The connection between a melting Arctic and frigid temperatures on the East Coast.
How cold is it? Cold enough to freeze an iguana in Palm Beach. Officials have warned residents of South Florida to look out for cold-stunned lizards falling from trees.
Meanwhile, 6,000 kilometers to the north, the Arctic has less sea ice than at any time in the 37 years that satellites have been measuring ice coverage. And while most of eastern North America is expected to be even colder by Friday, with temperatures set to plunge, Juneau, Alaska, will be a relatively balmy 6℃ (42℉).
What about climate change? The fact that it is cold today in Palm Springs and warm in Juneau is weather. Climate is long-term trends—years—of weather. And one of those trends is increased extreme weather, including winters too warm to ski and winters too cold to go outside.
Every winter, an extremely cold pool of air forms over the Arctic and is normally trapped in the polar vortex, a gigantic circular weather pattern around the North Pole.

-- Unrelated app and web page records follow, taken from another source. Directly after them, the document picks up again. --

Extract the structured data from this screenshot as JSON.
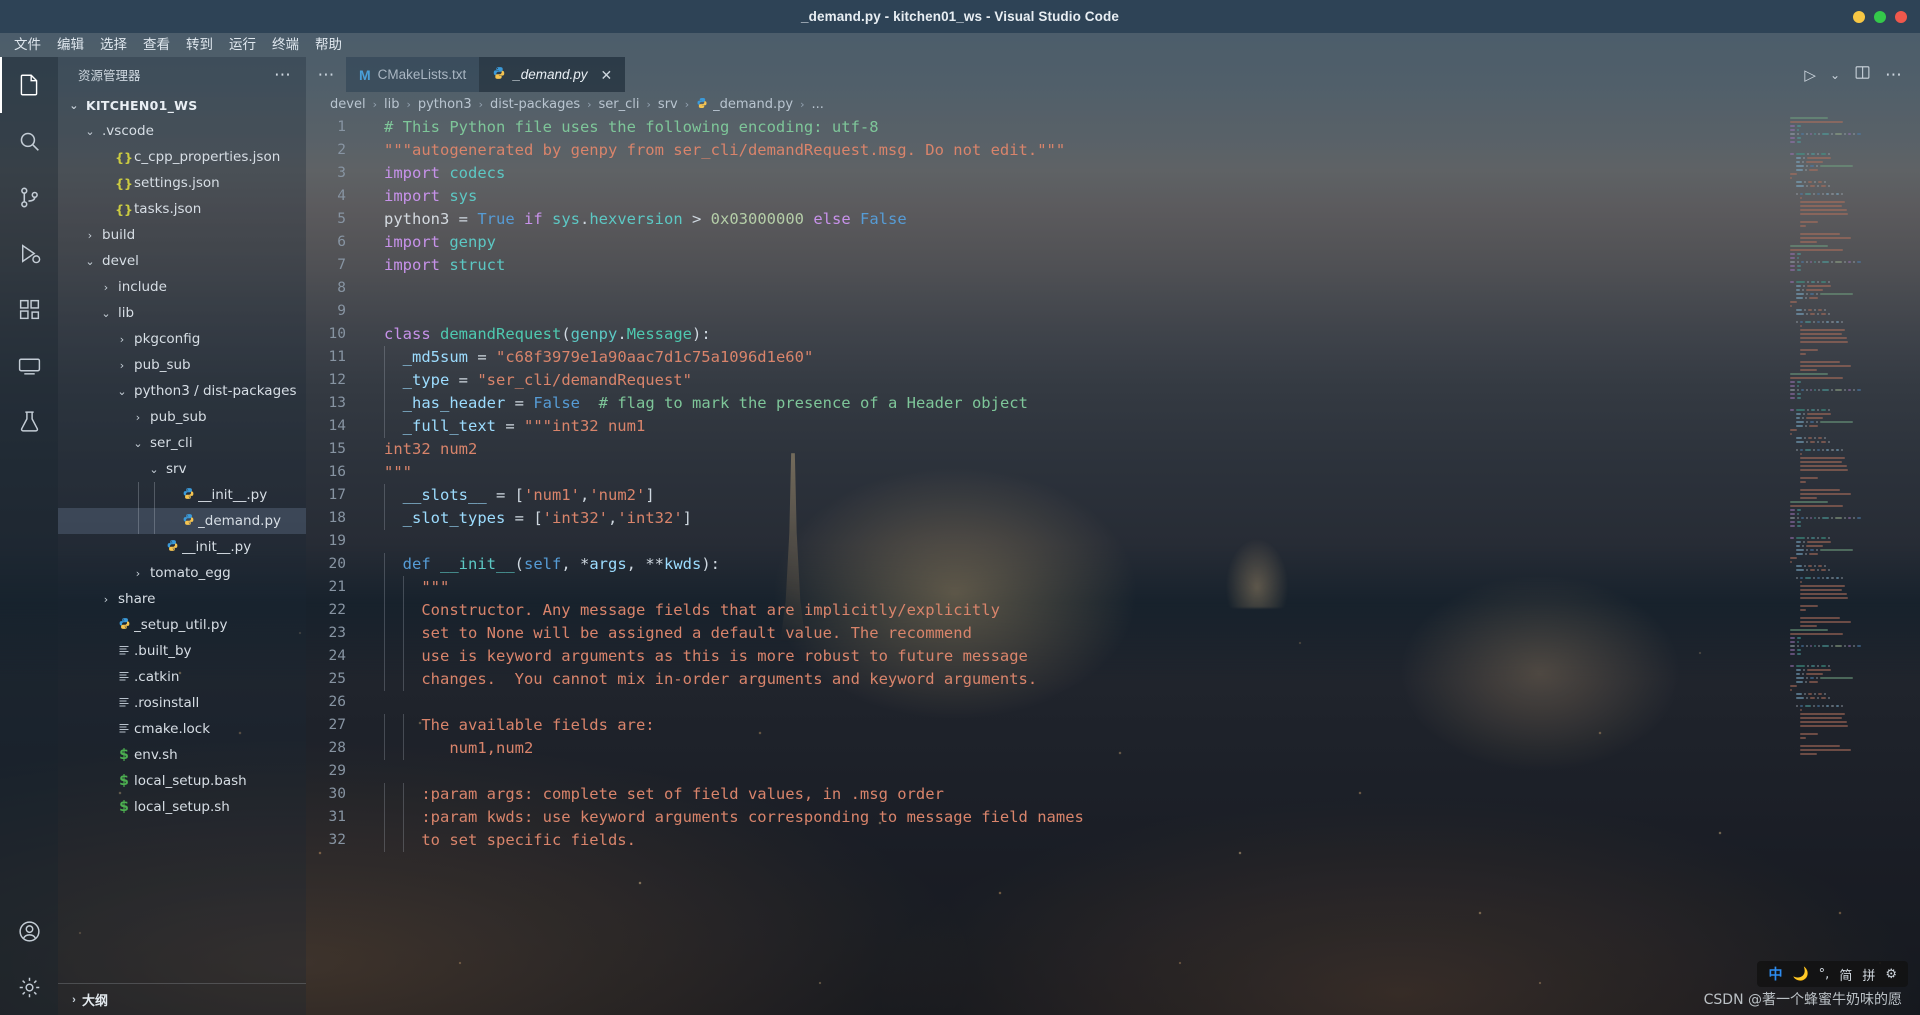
{
  "window": {
    "title": "_demand.py - kitchen01_ws - Visual Studio Code",
    "buttons": [
      {
        "name": "minimize",
        "color": "#f7c744"
      },
      {
        "name": "maximize",
        "color": "#34c84a"
      },
      {
        "name": "close",
        "color": "#f0584c"
      }
    ]
  },
  "menubar": {
    "items": [
      {
        "label": "文件"
      },
      {
        "label": "编辑"
      },
      {
        "label": "选择"
      },
      {
        "label": "查看"
      },
      {
        "label": "转到"
      },
      {
        "label": "运行"
      },
      {
        "label": "终端"
      },
      {
        "label": "帮助"
      }
    ]
  },
  "activitybar": {
    "items": [
      {
        "name": "explorer",
        "icon": "files-icon",
        "active": true
      },
      {
        "name": "search",
        "icon": "search-icon",
        "active": false
      },
      {
        "name": "source-control",
        "icon": "source-control-icon",
        "active": false
      },
      {
        "name": "run-and-debug",
        "icon": "run-debug-icon",
        "active": false
      },
      {
        "name": "extensions",
        "icon": "extensions-icon",
        "active": false
      },
      {
        "name": "remote-explorer",
        "icon": "remote-icon",
        "active": false
      },
      {
        "name": "testing",
        "icon": "beaker-icon",
        "active": false
      }
    ],
    "bottom": [
      {
        "name": "accounts",
        "icon": "account-icon"
      },
      {
        "name": "manage",
        "icon": "gear-icon"
      }
    ]
  },
  "sidebar": {
    "header": {
      "title": "资源管理器",
      "more": "⋯"
    },
    "root": "KITCHEN01_WS",
    "outline": {
      "label": "大纲",
      "chevron": "›"
    },
    "tree": [
      {
        "label": "KITCHEN01_WS",
        "depth": 0,
        "type": "root",
        "chevron": "⌄",
        "icon": "",
        "selected": false
      },
      {
        "label": ".vscode",
        "depth": 1,
        "type": "folder",
        "chevron": "⌄",
        "icon": "",
        "selected": false
      },
      {
        "label": "c_cpp_properties.json",
        "depth": 2,
        "type": "json",
        "chevron": "",
        "icon": "{}",
        "selected": false
      },
      {
        "label": "settings.json",
        "depth": 2,
        "type": "json",
        "chevron": "",
        "icon": "{}",
        "selected": false
      },
      {
        "label": "tasks.json",
        "depth": 2,
        "type": "json",
        "chevron": "",
        "icon": "{}",
        "selected": false
      },
      {
        "label": "build",
        "depth": 1,
        "type": "folder",
        "chevron": "›",
        "icon": "",
        "selected": false
      },
      {
        "label": "devel",
        "depth": 1,
        "type": "folder",
        "chevron": "⌄",
        "icon": "",
        "selected": false
      },
      {
        "label": "include",
        "depth": 2,
        "type": "folder",
        "chevron": "›",
        "icon": "",
        "selected": false
      },
      {
        "label": "lib",
        "depth": 2,
        "type": "folder",
        "chevron": "⌄",
        "icon": "",
        "selected": false
      },
      {
        "label": "pkgconfig",
        "depth": 3,
        "type": "folder",
        "chevron": "›",
        "icon": "",
        "selected": false
      },
      {
        "label": "pub_sub",
        "depth": 3,
        "type": "folder",
        "chevron": "›",
        "icon": "",
        "selected": false
      },
      {
        "label": "python3 / dist-packages",
        "depth": 3,
        "type": "folder",
        "chevron": "⌄",
        "icon": "",
        "selected": false
      },
      {
        "label": "pub_sub",
        "depth": 4,
        "type": "folder",
        "chevron": "›",
        "icon": "",
        "selected": false
      },
      {
        "label": "ser_cli",
        "depth": 4,
        "type": "folder",
        "chevron": "⌄",
        "icon": "",
        "selected": false
      },
      {
        "label": "srv",
        "depth": 5,
        "type": "folder",
        "chevron": "⌄",
        "icon": "",
        "selected": false
      },
      {
        "label": "__init__.py",
        "depth": 6,
        "type": "py",
        "chevron": "",
        "icon": "py",
        "selected": false
      },
      {
        "label": "_demand.py",
        "depth": 6,
        "type": "py",
        "chevron": "",
        "icon": "py",
        "selected": true
      },
      {
        "label": "__init__.py",
        "depth": 5,
        "type": "py",
        "chevron": "",
        "icon": "py",
        "selected": false
      },
      {
        "label": "tomato_egg",
        "depth": 4,
        "type": "folder",
        "chevron": "›",
        "icon": "",
        "selected": false
      },
      {
        "label": "share",
        "depth": 2,
        "type": "folder",
        "chevron": "›",
        "icon": "",
        "selected": false
      },
      {
        "label": "_setup_util.py",
        "depth": 2,
        "type": "py",
        "chevron": "",
        "icon": "py",
        "selected": false
      },
      {
        "label": ".built_by",
        "depth": 2,
        "type": "txt",
        "chevron": "",
        "icon": "txt",
        "selected": false
      },
      {
        "label": ".catkin",
        "depth": 2,
        "type": "txt",
        "chevron": "",
        "icon": "txt",
        "selected": false
      },
      {
        "label": ".rosinstall",
        "depth": 2,
        "type": "txt",
        "chevron": "",
        "icon": "txt",
        "selected": false
      },
      {
        "label": "cmake.lock",
        "depth": 2,
        "type": "txt",
        "chevron": "",
        "icon": "txt",
        "selected": false
      },
      {
        "label": "env.sh",
        "depth": 2,
        "type": "sh",
        "chevron": "",
        "icon": "$",
        "selected": false
      },
      {
        "label": "local_setup.bash",
        "depth": 2,
        "type": "sh",
        "chevron": "",
        "icon": "$",
        "selected": false
      },
      {
        "label": "local_setup.sh",
        "depth": 2,
        "type": "sh",
        "chevron": "",
        "icon": "$",
        "selected": false
      }
    ]
  },
  "editor": {
    "tabs": [
      {
        "label": "CMakeLists.txt",
        "icon": "M",
        "icon_name": "cmake-icon",
        "active": false,
        "closable": false
      },
      {
        "label": "_demand.py",
        "icon": "py",
        "icon_name": "python-icon",
        "active": true,
        "closable": true,
        "close": "✕"
      }
    ],
    "tab_overflow": "⋯",
    "actions": [
      {
        "name": "run-python-file",
        "icon": "run-icon",
        "glyph": "▷"
      },
      {
        "name": "run-options-dropdown",
        "icon": "chevron-down-icon",
        "glyph": "⌄"
      },
      {
        "name": "split-editor-right",
        "icon": "split-editor-icon",
        "glyph": "▯"
      },
      {
        "name": "toggle-panel",
        "icon": "layout-icon",
        "glyph": "⋯"
      }
    ],
    "breadcrumb": [
      "devel",
      "lib",
      "python3",
      "dist-packages",
      "ser_cli",
      "srv",
      "_demand.py",
      "..."
    ],
    "breadcrumb_separator": "›",
    "code": [
      {
        "n": 1,
        "tokens": [
          {
            "t": "# This Python file uses the following encoding: utf-8",
            "c": "com"
          }
        ],
        "indent": 0
      },
      {
        "n": 2,
        "tokens": [
          {
            "t": "\"\"\"autogenerated by genpy from ser_cli/demandRequest.msg. Do not edit.\"\"\"",
            "c": "str"
          }
        ],
        "indent": 0
      },
      {
        "n": 3,
        "tokens": [
          {
            "t": "import ",
            "c": "kw"
          },
          {
            "t": "codecs",
            "c": "fn"
          }
        ],
        "indent": 0
      },
      {
        "n": 4,
        "tokens": [
          {
            "t": "import ",
            "c": "kw"
          },
          {
            "t": "sys",
            "c": "fn"
          }
        ],
        "indent": 0
      },
      {
        "n": 5,
        "tokens": [
          {
            "t": "python3",
            "c": "plain"
          },
          {
            "t": " = ",
            "c": "op"
          },
          {
            "t": "True",
            "c": "kw2"
          },
          {
            "t": " ",
            "c": "op"
          },
          {
            "t": "if",
            "c": "kw"
          },
          {
            "t": " sys",
            "c": "fn"
          },
          {
            "t": ".",
            "c": "op"
          },
          {
            "t": "hexversion",
            "c": "fn"
          },
          {
            "t": " > ",
            "c": "op"
          },
          {
            "t": "0x03000000",
            "c": "num"
          },
          {
            "t": " ",
            "c": "op"
          },
          {
            "t": "else",
            "c": "kw"
          },
          {
            "t": " ",
            "c": "op"
          },
          {
            "t": "False",
            "c": "kw2"
          }
        ],
        "indent": 0
      },
      {
        "n": 6,
        "tokens": [
          {
            "t": "import ",
            "c": "kw"
          },
          {
            "t": "genpy",
            "c": "fn"
          }
        ],
        "indent": 0
      },
      {
        "n": 7,
        "tokens": [
          {
            "t": "import ",
            "c": "kw"
          },
          {
            "t": "struct",
            "c": "fn"
          }
        ],
        "indent": 0
      },
      {
        "n": 8,
        "tokens": [],
        "indent": 0
      },
      {
        "n": 9,
        "tokens": [],
        "indent": 0
      },
      {
        "n": 10,
        "tokens": [
          {
            "t": "class ",
            "c": "kw"
          },
          {
            "t": "demandRequest",
            "c": "cls"
          },
          {
            "t": "(",
            "c": "op"
          },
          {
            "t": "genpy",
            "c": "fn"
          },
          {
            "t": ".",
            "c": "op"
          },
          {
            "t": "Message",
            "c": "cls"
          },
          {
            "t": "):",
            "c": "op"
          }
        ],
        "indent": 0
      },
      {
        "n": 11,
        "tokens": [
          {
            "t": "  _md5sum",
            "c": "var"
          },
          {
            "t": " = ",
            "c": "op"
          },
          {
            "t": "\"c68f3979e1a90aac7d1c75a1096d1e60\"",
            "c": "str"
          }
        ],
        "indent": 1
      },
      {
        "n": 12,
        "tokens": [
          {
            "t": "  _type",
            "c": "var"
          },
          {
            "t": " = ",
            "c": "op"
          },
          {
            "t": "\"ser_cli/demandRequest\"",
            "c": "str"
          }
        ],
        "indent": 1
      },
      {
        "n": 13,
        "tokens": [
          {
            "t": "  _has_header",
            "c": "var"
          },
          {
            "t": " = ",
            "c": "op"
          },
          {
            "t": "False",
            "c": "kw2"
          },
          {
            "t": "  ",
            "c": "op"
          },
          {
            "t": "# flag to mark the presence of a Header object",
            "c": "com"
          }
        ],
        "indent": 1
      },
      {
        "n": 14,
        "tokens": [
          {
            "t": "  _full_text",
            "c": "var"
          },
          {
            "t": " = ",
            "c": "op"
          },
          {
            "t": "\"\"\"int32 num1",
            "c": "str"
          }
        ],
        "indent": 1
      },
      {
        "n": 15,
        "tokens": [
          {
            "t": "int32 num2",
            "c": "str"
          }
        ],
        "indent": 0
      },
      {
        "n": 16,
        "tokens": [
          {
            "t": "\"\"\"",
            "c": "str"
          }
        ],
        "indent": 0
      },
      {
        "n": 17,
        "tokens": [
          {
            "t": "  __slots__",
            "c": "var"
          },
          {
            "t": " = [",
            "c": "op"
          },
          {
            "t": "'num1'",
            "c": "str"
          },
          {
            "t": ",",
            "c": "op"
          },
          {
            "t": "'num2'",
            "c": "str"
          },
          {
            "t": "]",
            "c": "op"
          }
        ],
        "indent": 1
      },
      {
        "n": 18,
        "tokens": [
          {
            "t": "  _slot_types",
            "c": "var"
          },
          {
            "t": " = [",
            "c": "op"
          },
          {
            "t": "'int32'",
            "c": "str"
          },
          {
            "t": ",",
            "c": "op"
          },
          {
            "t": "'int32'",
            "c": "str"
          },
          {
            "t": "]",
            "c": "op"
          }
        ],
        "indent": 1
      },
      {
        "n": 19,
        "tokens": [],
        "indent": 0
      },
      {
        "n": 20,
        "tokens": [
          {
            "t": "  ",
            "c": "op"
          },
          {
            "t": "def ",
            "c": "def"
          },
          {
            "t": "__init__",
            "c": "fn"
          },
          {
            "t": "(",
            "c": "op"
          },
          {
            "t": "self",
            "c": "kw2"
          },
          {
            "t": ", *",
            "c": "op"
          },
          {
            "t": "args",
            "c": "var"
          },
          {
            "t": ", **",
            "c": "op"
          },
          {
            "t": "kwds",
            "c": "var"
          },
          {
            "t": "):",
            "c": "op"
          }
        ],
        "indent": 1
      },
      {
        "n": 21,
        "tokens": [
          {
            "t": "    \"\"\"",
            "c": "str"
          }
        ],
        "indent": 2
      },
      {
        "n": 22,
        "tokens": [
          {
            "t": "    Constructor. Any message fields that are implicitly/explicitly",
            "c": "str"
          }
        ],
        "indent": 2
      },
      {
        "n": 23,
        "tokens": [
          {
            "t": "    set to None will be assigned a default value. The recommend",
            "c": "str"
          }
        ],
        "indent": 2
      },
      {
        "n": 24,
        "tokens": [
          {
            "t": "    use is keyword arguments as this is more robust to future message",
            "c": "str"
          }
        ],
        "indent": 2
      },
      {
        "n": 25,
        "tokens": [
          {
            "t": "    changes.  You cannot mix in-order arguments and keyword arguments.",
            "c": "str"
          }
        ],
        "indent": 2
      },
      {
        "n": 26,
        "tokens": [],
        "indent": 2
      },
      {
        "n": 27,
        "tokens": [
          {
            "t": "    The available fields are:",
            "c": "str"
          }
        ],
        "indent": 2
      },
      {
        "n": 28,
        "tokens": [
          {
            "t": "       num1,num2",
            "c": "str"
          }
        ],
        "indent": 2
      },
      {
        "n": 29,
        "tokens": [],
        "indent": 2
      },
      {
        "n": 30,
        "tokens": [
          {
            "t": "    :param args: complete set of field values, in .msg order",
            "c": "str"
          }
        ],
        "indent": 2
      },
      {
        "n": 31,
        "tokens": [
          {
            "t": "    :param kwds: use keyword arguments corresponding to message field names",
            "c": "str"
          }
        ],
        "indent": 2
      },
      {
        "n": 32,
        "tokens": [
          {
            "t": "    to set specific fields.",
            "c": "str"
          }
        ],
        "indent": 2
      }
    ]
  },
  "ime": {
    "items": [
      {
        "name": "language-mode",
        "glyph": "中",
        "style": "z"
      },
      {
        "name": "moon-icon",
        "glyph": "🌙",
        "style": "w"
      },
      {
        "name": "punctuation-mode",
        "glyph": "°,",
        "style": "w"
      },
      {
        "name": "simplified-chinese",
        "glyph": "简",
        "style": "w"
      },
      {
        "name": "pinyin-mode",
        "glyph": "拼",
        "style": "w"
      },
      {
        "name": "gear-icon",
        "glyph": "⚙",
        "style": "w"
      }
    ]
  },
  "watermark": "CSDN @著一个蜂蜜牛奶味的愿",
  "colors": {
    "titlebar": "#2e4356",
    "accent": "#3b9ad9",
    "selection": "#8296b4",
    "comment": "#7ec699",
    "string": "#d9846b"
  }
}
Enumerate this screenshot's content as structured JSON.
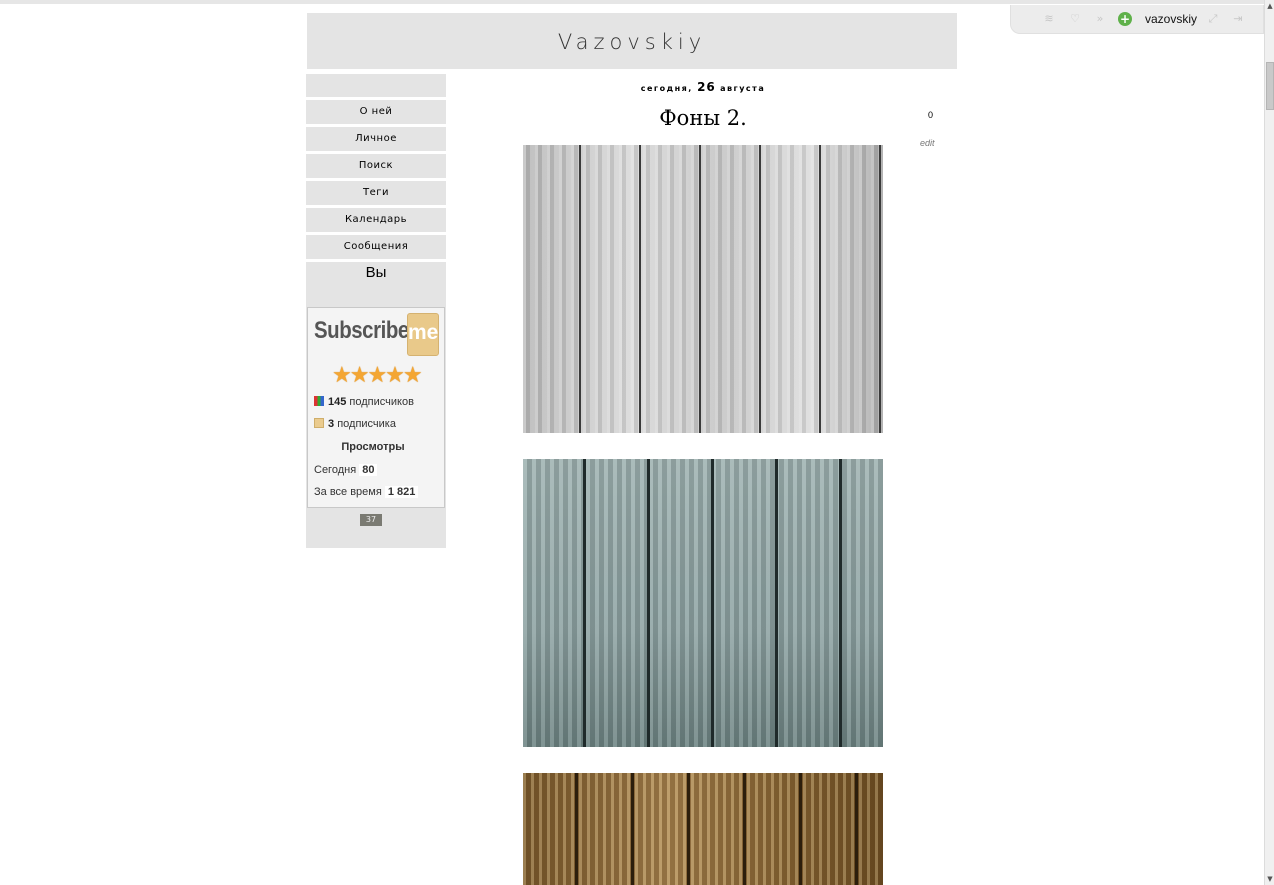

But the vortex is weakening, allowing the Arctic air pool to escape south when conditions are right. Researchers now believe it is the combination of a warmer Arctic and the loss of sea ice, along with a strong west-coast ridge of high pressure, that allows the polar vortex jailbreak.
Climate change is heating up the Arctic far faster than anywhere else in the world. The ice covering the Arctic Ocean has shrunk rapidly—50 percent of the summer ice extent disappeared in just the last 20 years. Without its ice cover, the Arctic Ocean is warming, especially under 24 hours of sunlight in summer. Warmer water means there is less ice even in winter, when there is 24 hours of darkness.
While it was record-breakingly cold on New Year’s Eve in parts of eastern North America, the Arctic Ocean broke a different record, with a whopping 1.35 million square kilometers less sea ice—an area the size of Texas, California, and Minnesota combined—than the 1981 to 2010 median.